> **WHAT IS NEEDED**
Exact repetition, please: start with the line where "Parse this screenshot: output" appears and stop after the final line of the records.

> **MATERIAL PROVIDED**

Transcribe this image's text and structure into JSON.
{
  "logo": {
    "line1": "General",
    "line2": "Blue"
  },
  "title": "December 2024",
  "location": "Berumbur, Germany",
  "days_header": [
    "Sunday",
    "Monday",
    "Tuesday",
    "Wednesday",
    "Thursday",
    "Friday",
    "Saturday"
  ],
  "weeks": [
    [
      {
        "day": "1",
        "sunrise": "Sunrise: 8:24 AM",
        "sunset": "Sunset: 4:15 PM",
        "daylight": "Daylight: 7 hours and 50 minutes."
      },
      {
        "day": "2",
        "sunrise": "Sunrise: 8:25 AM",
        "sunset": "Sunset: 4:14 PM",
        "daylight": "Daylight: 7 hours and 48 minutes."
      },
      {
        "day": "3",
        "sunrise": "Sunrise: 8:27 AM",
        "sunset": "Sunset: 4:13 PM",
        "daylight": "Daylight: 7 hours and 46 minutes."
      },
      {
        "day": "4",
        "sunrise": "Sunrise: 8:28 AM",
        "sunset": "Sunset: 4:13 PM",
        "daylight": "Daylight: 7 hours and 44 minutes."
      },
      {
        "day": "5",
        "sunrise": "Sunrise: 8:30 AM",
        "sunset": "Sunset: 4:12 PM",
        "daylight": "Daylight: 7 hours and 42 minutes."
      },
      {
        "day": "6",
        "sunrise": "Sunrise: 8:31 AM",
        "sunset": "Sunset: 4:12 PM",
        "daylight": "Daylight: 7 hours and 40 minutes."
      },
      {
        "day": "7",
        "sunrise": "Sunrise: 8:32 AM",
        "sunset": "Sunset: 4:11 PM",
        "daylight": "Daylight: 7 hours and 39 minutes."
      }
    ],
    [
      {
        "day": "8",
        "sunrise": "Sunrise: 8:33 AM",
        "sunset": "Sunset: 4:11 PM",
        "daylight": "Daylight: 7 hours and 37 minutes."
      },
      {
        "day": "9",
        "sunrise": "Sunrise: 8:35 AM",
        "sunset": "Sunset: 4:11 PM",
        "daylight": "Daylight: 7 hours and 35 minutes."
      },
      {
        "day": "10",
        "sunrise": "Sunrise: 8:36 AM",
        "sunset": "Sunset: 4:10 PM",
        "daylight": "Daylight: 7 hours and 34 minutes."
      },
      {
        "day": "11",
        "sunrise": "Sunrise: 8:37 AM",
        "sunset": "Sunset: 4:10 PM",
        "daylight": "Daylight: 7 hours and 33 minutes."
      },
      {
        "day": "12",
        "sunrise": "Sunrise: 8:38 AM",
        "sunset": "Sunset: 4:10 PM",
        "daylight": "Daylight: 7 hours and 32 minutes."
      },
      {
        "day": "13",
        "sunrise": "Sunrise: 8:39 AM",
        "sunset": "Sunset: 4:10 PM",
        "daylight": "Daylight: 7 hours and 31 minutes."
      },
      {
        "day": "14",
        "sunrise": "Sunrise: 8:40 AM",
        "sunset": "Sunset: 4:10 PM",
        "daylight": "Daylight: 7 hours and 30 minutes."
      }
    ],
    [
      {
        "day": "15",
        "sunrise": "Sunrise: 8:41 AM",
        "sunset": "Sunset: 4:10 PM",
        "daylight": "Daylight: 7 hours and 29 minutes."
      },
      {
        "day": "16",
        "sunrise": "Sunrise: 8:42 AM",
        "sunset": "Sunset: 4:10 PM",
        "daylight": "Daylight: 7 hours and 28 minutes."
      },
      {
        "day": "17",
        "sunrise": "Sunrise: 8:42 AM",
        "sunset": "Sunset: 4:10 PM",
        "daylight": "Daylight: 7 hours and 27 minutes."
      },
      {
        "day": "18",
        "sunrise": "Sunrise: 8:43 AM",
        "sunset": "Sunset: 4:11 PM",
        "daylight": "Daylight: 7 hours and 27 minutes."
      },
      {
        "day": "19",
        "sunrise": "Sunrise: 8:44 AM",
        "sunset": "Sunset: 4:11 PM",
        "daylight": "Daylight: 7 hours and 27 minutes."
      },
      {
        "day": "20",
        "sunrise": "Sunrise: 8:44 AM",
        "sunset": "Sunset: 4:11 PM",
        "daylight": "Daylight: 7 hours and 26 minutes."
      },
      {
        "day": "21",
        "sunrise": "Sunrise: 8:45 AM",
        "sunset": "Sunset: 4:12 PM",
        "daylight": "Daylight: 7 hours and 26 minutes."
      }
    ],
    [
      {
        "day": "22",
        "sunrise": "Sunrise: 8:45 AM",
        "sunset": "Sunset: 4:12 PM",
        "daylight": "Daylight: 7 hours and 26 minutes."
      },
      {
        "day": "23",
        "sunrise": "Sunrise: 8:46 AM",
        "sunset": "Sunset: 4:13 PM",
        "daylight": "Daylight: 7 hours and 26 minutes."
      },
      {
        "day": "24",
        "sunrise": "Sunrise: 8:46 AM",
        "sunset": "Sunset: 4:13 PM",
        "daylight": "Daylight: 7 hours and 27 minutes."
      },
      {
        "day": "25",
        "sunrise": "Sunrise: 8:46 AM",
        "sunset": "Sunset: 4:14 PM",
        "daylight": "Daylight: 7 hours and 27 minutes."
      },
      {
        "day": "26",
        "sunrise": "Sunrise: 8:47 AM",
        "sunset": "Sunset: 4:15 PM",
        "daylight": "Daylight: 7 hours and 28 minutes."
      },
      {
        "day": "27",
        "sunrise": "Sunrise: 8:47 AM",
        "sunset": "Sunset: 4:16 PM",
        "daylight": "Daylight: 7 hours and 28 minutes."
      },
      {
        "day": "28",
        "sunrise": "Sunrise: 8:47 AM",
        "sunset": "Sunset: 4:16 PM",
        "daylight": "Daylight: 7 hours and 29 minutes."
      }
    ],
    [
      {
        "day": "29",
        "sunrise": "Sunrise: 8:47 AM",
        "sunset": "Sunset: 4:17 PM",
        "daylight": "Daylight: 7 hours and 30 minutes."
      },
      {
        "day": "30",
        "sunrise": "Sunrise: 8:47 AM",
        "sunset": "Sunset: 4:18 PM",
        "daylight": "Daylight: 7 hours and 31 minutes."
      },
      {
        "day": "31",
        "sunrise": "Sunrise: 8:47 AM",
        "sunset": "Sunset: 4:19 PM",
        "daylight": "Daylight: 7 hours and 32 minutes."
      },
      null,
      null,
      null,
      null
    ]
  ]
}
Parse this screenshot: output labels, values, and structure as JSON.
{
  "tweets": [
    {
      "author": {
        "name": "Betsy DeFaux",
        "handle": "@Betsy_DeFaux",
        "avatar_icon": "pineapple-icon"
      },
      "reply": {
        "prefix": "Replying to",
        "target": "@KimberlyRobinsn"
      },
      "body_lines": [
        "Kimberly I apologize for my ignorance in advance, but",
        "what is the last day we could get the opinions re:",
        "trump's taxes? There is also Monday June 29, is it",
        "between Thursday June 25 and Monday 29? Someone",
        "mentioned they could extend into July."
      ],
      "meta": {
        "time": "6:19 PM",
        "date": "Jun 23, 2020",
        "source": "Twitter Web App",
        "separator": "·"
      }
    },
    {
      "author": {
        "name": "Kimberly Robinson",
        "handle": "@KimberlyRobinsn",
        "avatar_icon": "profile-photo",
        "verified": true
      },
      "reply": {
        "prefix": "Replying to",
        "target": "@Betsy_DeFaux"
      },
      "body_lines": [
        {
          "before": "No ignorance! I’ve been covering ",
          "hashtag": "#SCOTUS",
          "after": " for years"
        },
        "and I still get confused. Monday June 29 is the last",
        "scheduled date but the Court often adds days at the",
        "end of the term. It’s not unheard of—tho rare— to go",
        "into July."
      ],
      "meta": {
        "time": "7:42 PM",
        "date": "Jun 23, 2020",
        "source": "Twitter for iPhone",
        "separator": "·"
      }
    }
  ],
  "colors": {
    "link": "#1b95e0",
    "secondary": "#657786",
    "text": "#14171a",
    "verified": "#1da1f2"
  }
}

> **YOUR SOLUTION**
Parse this screenshot: output labels, values, and structure as JSON.
{
  "tweets": [
    {
      "author": {
        "name": "Betsy DeFaux",
        "handle": "@Betsy_DeFaux",
        "avatar_icon": "pineapple-icon"
      },
      "reply": {
        "prefix": "Replying to",
        "target": "@KimberlyRobinsn"
      },
      "body_lines": [
        "Kimberly I apologize for my ignorance in advance, but",
        "what is the last day we could get the opinions re:",
        "trump's taxes? There is also Monday June 29, is it",
        "between Thursday June 25 and Monday 29? Someone",
        "mentioned they could extend into July."
      ],
      "meta": {
        "time": "6:19 PM",
        "date": "Jun 23, 2020",
        "source": "Twitter Web App",
        "separator": "·"
      }
    },
    {
      "author": {
        "name": "Kimberly Robinson",
        "handle": "@KimberlyRobinsn",
        "avatar_icon": "profile-photo",
        "verified": true
      },
      "reply": {
        "prefix": "Replying to",
        "target": "@Betsy_DeFaux"
      },
      "body_lines": [
        {
          "before": "No ignorance! I’ve been covering ",
          "hashtag": "#SCOTUS",
          "after": " for years"
        },
        "and I still get confused. Monday June 29 is the last",
        "scheduled date but the Court often adds days at the",
        "end of the term. It’s not unheard of—tho rare— to go",
        "into July."
      ],
      "meta": {
        "time": "7:42 PM",
        "date": "Jun 23, 2020",
        "source": "Twitter for iPhone",
        "separator": "·"
      }
    }
  ],
  "colors": {
    "link": "#1b95e0",
    "secondary": "#657786",
    "text": "#14171a",
    "verified": "#1da1f2"
  }
}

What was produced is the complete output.